Activity :: When the string "title" occurs in a line of the listing below, return that line.
■ ■ ■ ■ ■ ■ ■
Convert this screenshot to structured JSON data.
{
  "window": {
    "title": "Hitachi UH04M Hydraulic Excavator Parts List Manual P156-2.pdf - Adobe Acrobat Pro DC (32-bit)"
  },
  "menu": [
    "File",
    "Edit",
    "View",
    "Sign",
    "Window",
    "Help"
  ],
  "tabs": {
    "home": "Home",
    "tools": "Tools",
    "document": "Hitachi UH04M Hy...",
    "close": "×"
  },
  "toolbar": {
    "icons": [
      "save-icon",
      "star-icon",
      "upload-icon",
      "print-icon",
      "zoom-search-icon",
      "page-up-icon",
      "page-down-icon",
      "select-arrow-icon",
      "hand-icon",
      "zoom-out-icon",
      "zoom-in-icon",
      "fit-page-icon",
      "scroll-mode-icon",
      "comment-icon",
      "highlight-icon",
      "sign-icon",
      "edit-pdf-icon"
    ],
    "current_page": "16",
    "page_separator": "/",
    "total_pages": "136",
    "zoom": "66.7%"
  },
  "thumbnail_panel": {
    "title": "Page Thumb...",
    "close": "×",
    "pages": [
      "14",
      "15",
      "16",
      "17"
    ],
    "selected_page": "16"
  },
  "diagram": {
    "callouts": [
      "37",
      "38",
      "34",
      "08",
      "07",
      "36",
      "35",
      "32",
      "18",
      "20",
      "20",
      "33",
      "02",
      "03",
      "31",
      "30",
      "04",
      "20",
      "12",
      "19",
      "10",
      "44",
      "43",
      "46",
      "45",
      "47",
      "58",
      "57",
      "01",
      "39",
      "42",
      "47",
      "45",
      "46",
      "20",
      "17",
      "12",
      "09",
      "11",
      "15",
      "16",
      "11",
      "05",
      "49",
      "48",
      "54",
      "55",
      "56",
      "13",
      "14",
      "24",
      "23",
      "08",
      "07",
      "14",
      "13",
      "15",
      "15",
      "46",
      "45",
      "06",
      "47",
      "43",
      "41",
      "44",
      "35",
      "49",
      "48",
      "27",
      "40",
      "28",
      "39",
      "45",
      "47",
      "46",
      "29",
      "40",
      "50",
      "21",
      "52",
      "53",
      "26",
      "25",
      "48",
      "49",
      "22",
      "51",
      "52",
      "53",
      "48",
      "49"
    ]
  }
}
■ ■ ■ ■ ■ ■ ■
Output below ::
    "title": "Hitachi UH04M Hydraulic Excavator Parts List Manual P156-2.pdf - Adobe Acrobat Pro DC (32-bit)"
    "title": "Page Thumb...",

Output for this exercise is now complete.